* **Data extracted from a collection**:
# # # # # # #

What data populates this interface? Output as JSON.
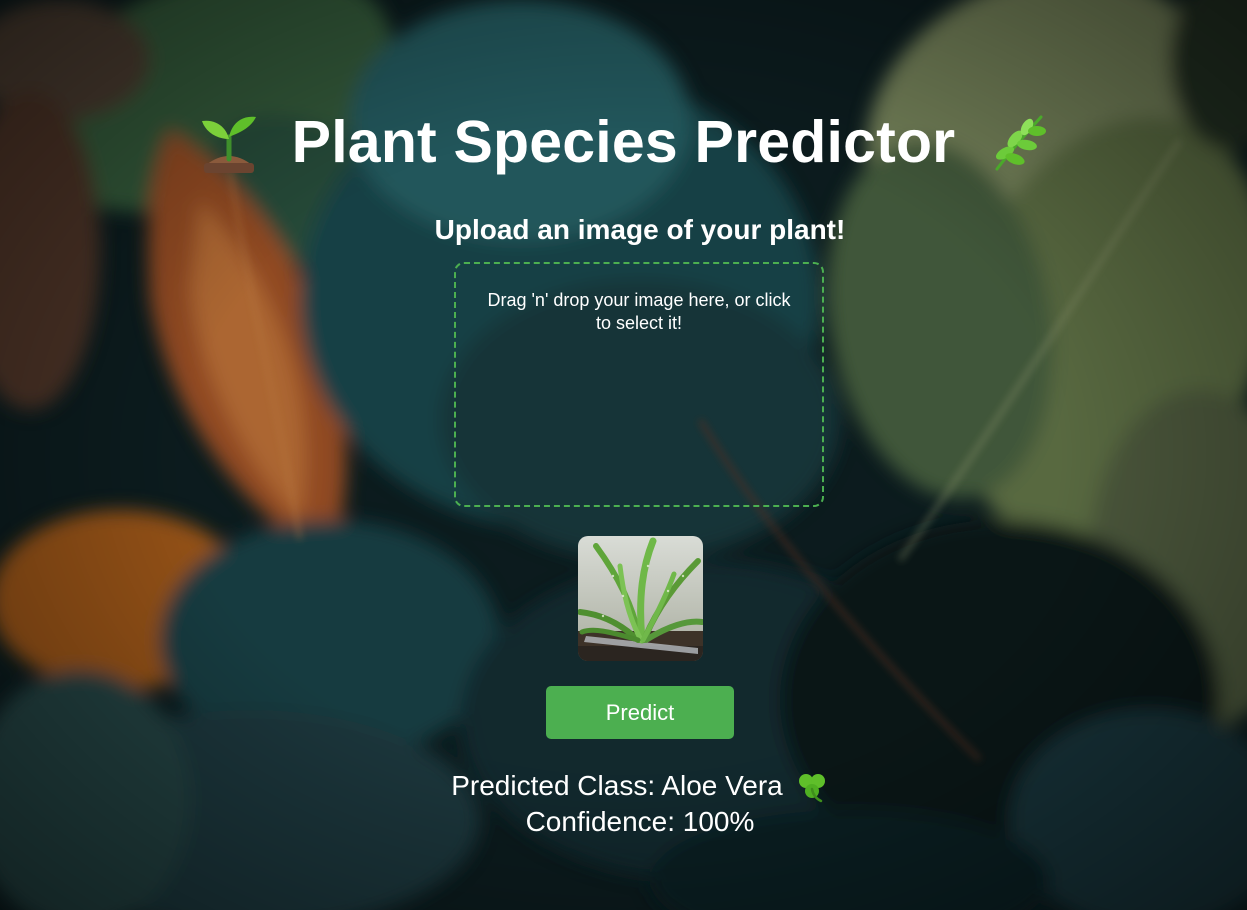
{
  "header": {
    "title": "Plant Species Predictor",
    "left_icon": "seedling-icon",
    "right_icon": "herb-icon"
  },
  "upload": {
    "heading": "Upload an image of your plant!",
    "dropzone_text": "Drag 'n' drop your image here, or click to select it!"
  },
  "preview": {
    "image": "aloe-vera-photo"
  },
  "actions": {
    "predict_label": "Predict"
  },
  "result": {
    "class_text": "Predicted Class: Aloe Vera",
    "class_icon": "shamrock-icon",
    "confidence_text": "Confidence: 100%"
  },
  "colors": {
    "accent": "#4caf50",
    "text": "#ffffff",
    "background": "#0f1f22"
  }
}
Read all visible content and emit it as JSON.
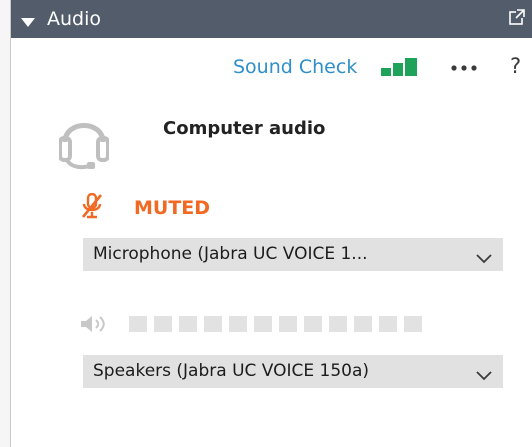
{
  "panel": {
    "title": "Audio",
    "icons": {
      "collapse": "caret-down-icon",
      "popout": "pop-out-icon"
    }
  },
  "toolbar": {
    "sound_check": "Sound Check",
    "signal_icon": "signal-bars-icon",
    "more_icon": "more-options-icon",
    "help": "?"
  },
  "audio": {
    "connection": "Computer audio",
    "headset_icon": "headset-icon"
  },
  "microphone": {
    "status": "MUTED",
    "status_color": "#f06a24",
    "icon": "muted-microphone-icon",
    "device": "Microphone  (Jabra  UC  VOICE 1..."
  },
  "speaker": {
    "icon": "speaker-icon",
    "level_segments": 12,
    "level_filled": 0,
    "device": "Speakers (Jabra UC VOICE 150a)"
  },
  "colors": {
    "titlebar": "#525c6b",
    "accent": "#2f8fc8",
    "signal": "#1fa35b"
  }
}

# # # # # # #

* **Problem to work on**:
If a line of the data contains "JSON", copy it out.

* **Solution below**:
What data populates this interface? Output as JSON.
Read all visible content and emit it as JSON.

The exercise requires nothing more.